■ RAW DATA:
■ ■ ■ ■ ■

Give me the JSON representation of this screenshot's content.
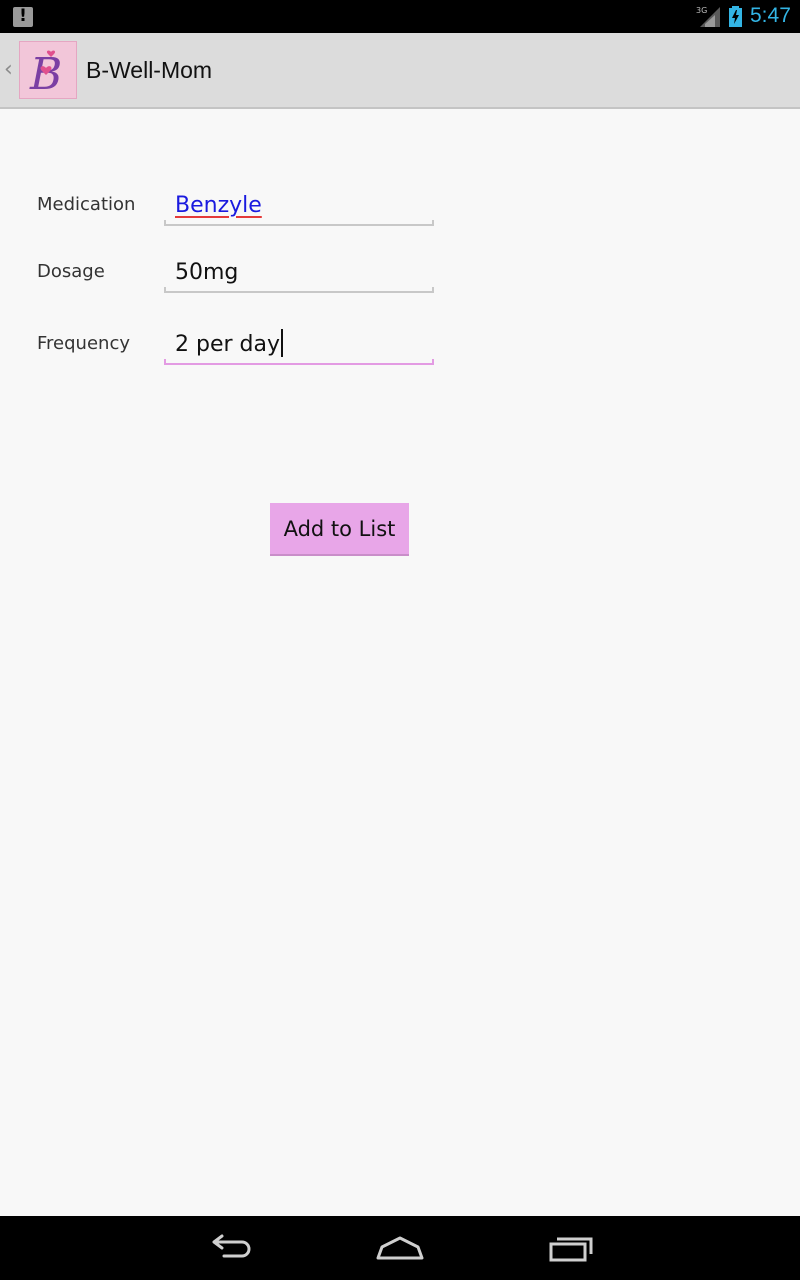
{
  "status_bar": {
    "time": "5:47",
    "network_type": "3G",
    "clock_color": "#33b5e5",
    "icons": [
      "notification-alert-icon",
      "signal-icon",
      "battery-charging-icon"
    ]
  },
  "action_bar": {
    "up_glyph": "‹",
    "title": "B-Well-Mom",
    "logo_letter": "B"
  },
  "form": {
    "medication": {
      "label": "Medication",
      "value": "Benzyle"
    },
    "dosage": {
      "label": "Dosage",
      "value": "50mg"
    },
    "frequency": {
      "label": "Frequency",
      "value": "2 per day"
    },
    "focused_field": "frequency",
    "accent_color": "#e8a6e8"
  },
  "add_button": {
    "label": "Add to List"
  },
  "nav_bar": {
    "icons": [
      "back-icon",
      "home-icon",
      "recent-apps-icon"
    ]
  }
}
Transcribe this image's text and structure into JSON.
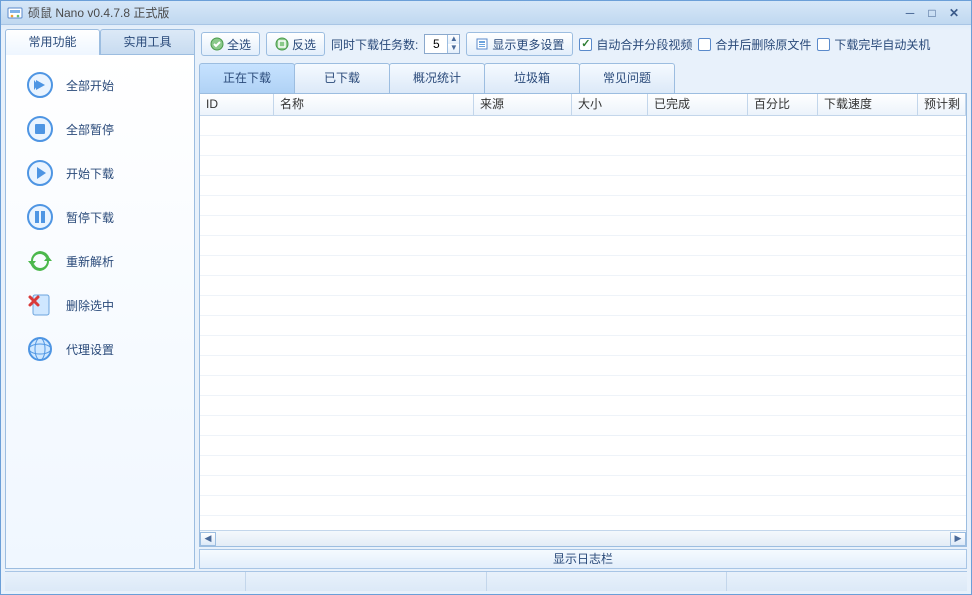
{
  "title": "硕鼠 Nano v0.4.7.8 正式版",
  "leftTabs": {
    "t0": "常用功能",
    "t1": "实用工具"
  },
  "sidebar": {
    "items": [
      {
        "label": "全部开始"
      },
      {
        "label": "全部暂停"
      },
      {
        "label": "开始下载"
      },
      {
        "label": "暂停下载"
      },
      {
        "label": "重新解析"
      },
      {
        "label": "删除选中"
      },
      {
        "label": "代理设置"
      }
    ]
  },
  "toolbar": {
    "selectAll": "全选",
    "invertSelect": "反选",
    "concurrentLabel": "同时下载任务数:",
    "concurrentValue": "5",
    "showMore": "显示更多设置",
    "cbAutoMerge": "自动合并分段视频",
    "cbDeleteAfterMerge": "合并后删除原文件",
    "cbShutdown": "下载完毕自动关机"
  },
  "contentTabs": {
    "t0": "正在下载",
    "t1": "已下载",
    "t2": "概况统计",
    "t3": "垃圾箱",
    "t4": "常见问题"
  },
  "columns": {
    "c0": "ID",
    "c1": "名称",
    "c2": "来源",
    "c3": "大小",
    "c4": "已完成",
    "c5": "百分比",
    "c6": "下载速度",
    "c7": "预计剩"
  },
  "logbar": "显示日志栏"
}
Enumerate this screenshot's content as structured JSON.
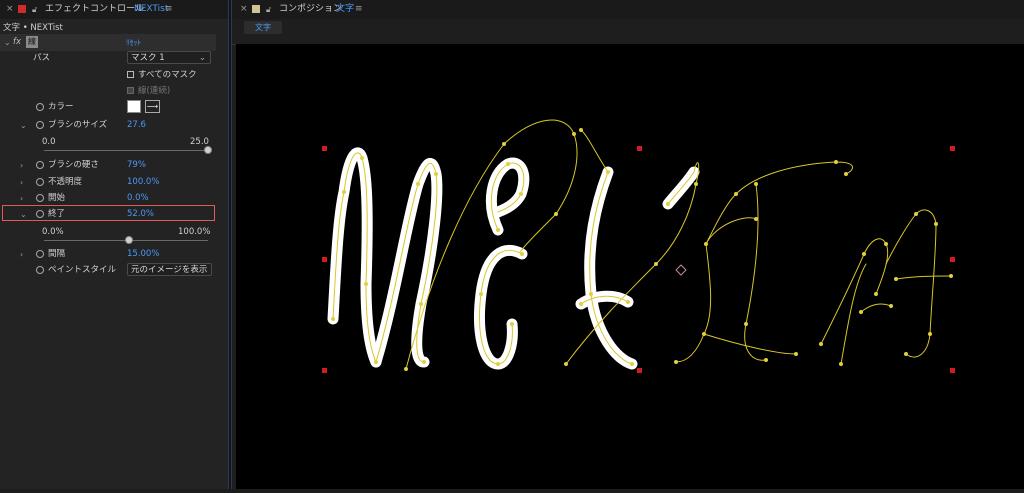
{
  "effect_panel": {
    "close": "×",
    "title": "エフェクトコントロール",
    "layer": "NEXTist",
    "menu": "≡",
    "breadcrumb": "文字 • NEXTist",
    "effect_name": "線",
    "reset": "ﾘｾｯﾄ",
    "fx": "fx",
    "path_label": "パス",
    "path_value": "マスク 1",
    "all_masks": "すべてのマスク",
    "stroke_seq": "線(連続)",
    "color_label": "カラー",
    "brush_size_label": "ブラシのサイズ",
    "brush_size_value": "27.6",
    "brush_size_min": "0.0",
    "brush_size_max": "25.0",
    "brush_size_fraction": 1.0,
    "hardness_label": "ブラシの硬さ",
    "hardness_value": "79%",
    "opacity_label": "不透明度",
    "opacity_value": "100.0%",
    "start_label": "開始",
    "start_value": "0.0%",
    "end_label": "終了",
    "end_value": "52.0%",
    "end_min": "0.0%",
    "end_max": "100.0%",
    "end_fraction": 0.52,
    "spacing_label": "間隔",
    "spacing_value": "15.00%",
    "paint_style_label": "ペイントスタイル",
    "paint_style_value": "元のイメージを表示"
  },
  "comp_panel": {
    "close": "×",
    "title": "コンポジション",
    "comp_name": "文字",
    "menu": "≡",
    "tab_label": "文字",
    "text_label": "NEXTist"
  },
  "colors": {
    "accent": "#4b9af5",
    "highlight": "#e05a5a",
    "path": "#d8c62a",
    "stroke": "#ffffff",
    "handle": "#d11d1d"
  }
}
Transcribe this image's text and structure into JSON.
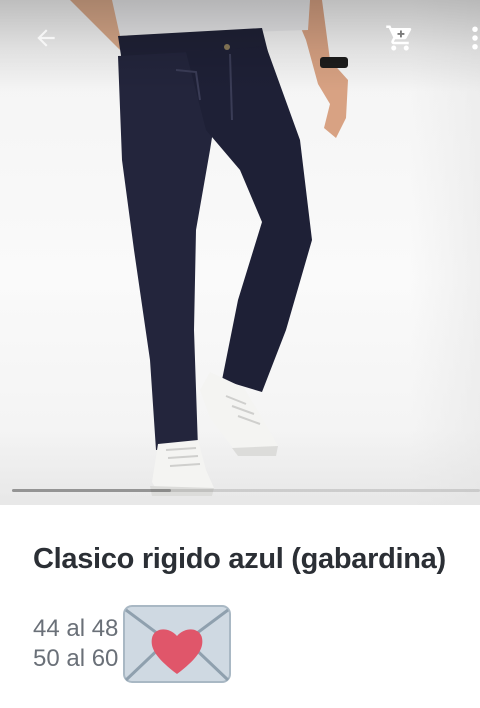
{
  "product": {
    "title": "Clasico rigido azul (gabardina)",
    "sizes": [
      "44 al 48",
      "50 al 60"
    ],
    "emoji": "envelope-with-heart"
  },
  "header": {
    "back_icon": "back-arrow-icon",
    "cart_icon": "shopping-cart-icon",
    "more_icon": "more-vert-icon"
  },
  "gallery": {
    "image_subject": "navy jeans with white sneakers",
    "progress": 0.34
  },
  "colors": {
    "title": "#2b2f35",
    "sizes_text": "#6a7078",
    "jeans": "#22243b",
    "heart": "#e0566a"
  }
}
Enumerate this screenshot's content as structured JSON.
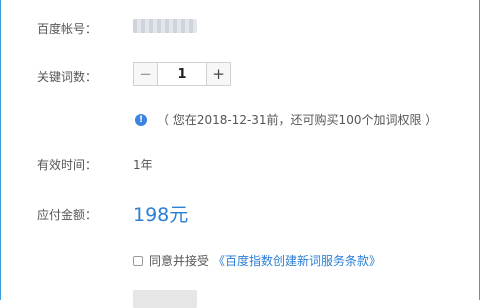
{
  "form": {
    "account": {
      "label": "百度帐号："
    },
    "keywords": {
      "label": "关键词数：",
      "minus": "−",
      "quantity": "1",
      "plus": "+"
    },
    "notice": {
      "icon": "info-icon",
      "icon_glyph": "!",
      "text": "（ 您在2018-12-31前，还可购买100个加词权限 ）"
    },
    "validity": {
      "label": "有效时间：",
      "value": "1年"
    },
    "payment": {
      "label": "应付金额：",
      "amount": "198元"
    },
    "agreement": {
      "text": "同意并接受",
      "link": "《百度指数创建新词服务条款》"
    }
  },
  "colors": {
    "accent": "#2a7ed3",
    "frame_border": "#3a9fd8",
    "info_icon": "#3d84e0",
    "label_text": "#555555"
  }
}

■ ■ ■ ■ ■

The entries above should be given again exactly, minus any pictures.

Give me the JSON representation of this screenshot's content.
{
  "status_bar": {
    "time": "5:47",
    "network_type": "3G",
    "clock_color": "#33b5e5",
    "icons": [
      "notification-alert-icon",
      "signal-icon",
      "battery-charging-icon"
    ]
  },
  "action_bar": {
    "up_glyph": "‹",
    "title": "B-Well-Mom",
    "logo_letter": "B"
  },
  "form": {
    "medication": {
      "label": "Medication",
      "value": "Benzyle"
    },
    "dosage": {
      "label": "Dosage",
      "value": "50mg"
    },
    "frequency": {
      "label": "Frequency",
      "value": "2 per day"
    },
    "focused_field": "frequency",
    "accent_color": "#e8a6e8"
  },
  "add_button": {
    "label": "Add to List"
  },
  "nav_bar": {
    "icons": [
      "back-icon",
      "home-icon",
      "recent-apps-icon"
    ]
  }
}
Transcribe this image's text and structure into JSON.
{
  "title": "硕鼠 Nano v0.4.7.8 正式版",
  "leftTabs": {
    "t0": "常用功能",
    "t1": "实用工具"
  },
  "sidebar": {
    "items": [
      {
        "label": "全部开始"
      },
      {
        "label": "全部暂停"
      },
      {
        "label": "开始下载"
      },
      {
        "label": "暂停下载"
      },
      {
        "label": "重新解析"
      },
      {
        "label": "删除选中"
      },
      {
        "label": "代理设置"
      }
    ]
  },
  "toolbar": {
    "selectAll": "全选",
    "invertSelect": "反选",
    "concurrentLabel": "同时下载任务数:",
    "concurrentValue": "5",
    "showMore": "显示更多设置",
    "cbAutoMerge": "自动合并分段视频",
    "cbDeleteAfterMerge": "合并后删除原文件",
    "cbShutdown": "下载完毕自动关机"
  },
  "contentTabs": {
    "t0": "正在下载",
    "t1": "已下载",
    "t2": "概况统计",
    "t3": "垃圾箱",
    "t4": "常见问题"
  },
  "columns": {
    "c0": "ID",
    "c1": "名称",
    "c2": "来源",
    "c3": "大小",
    "c4": "已完成",
    "c5": "百分比",
    "c6": "下载速度",
    "c7": "预计剩"
  },
  "logbar": "显示日志栏"
}
Enumerate this screenshot's content as structured JSON.
{
  "effect_panel": {
    "close": "×",
    "title": "エフェクトコントロール",
    "layer": "NEXTist",
    "menu": "≡",
    "breadcrumb": "文字 • NEXTist",
    "effect_name": "線",
    "reset": "ﾘｾｯﾄ",
    "fx": "fx",
    "path_label": "パス",
    "path_value": "マスク 1",
    "all_masks": "すべてのマスク",
    "stroke_seq": "線(連続)",
    "color_label": "カラー",
    "brush_size_label": "ブラシのサイズ",
    "brush_size_value": "27.6",
    "brush_size_min": "0.0",
    "brush_size_max": "25.0",
    "brush_size_fraction": 1.0,
    "hardness_label": "ブラシの硬さ",
    "hardness_value": "79%",
    "opacity_label": "不透明度",
    "opacity_value": "100.0%",
    "start_label": "開始",
    "start_value": "0.0%",
    "end_label": "終了",
    "end_value": "52.0%",
    "end_min": "0.0%",
    "end_max": "100.0%",
    "end_fraction": 0.52,
    "spacing_label": "間隔",
    "spacing_value": "15.00%",
    "paint_style_label": "ペイントスタイル",
    "paint_style_value": "元のイメージを表示"
  },
  "comp_panel": {
    "close": "×",
    "title": "コンポジション",
    "comp_name": "文字",
    "menu": "≡",
    "tab_label": "文字",
    "text_label": "NEXTist"
  },
  "colors": {
    "accent": "#4b9af5",
    "highlight": "#e05a5a",
    "path": "#d8c62a",
    "stroke": "#ffffff",
    "handle": "#d11d1d"
  }
}
Transcribe this image's text and structure into JSON.
{
  "product": {
    "title": "Clasico rigido azul (gabardina)",
    "sizes": [
      "44 al 48",
      "50 al 60"
    ],
    "emoji": "envelope-with-heart"
  },
  "header": {
    "back_icon": "back-arrow-icon",
    "cart_icon": "shopping-cart-icon",
    "more_icon": "more-vert-icon"
  },
  "gallery": {
    "image_subject": "navy jeans with white sneakers",
    "progress": 0.34
  },
  "colors": {
    "title": "#2b2f35",
    "sizes_text": "#6a7078",
    "jeans": "#22243b",
    "heart": "#e0566a"
  }
}
Enumerate this screenshot's content as structured JSON.
{
  "form": {
    "account": {
      "label": "百度帐号："
    },
    "keywords": {
      "label": "关键词数：",
      "minus": "−",
      "quantity": "1",
      "plus": "+"
    },
    "notice": {
      "icon": "info-icon",
      "icon_glyph": "!",
      "text": "（ 您在2018-12-31前，还可购买100个加词权限 ）"
    },
    "validity": {
      "label": "有效时间：",
      "value": "1年"
    },
    "payment": {
      "label": "应付金额：",
      "amount": "198元"
    },
    "agreement": {
      "text": "同意并接受",
      "link": "《百度指数创建新词服务条款》"
    }
  },
  "colors": {
    "accent": "#2a7ed3",
    "frame_border": "#3a9fd8",
    "info_icon": "#3d84e0",
    "label_text": "#555555"
  }
}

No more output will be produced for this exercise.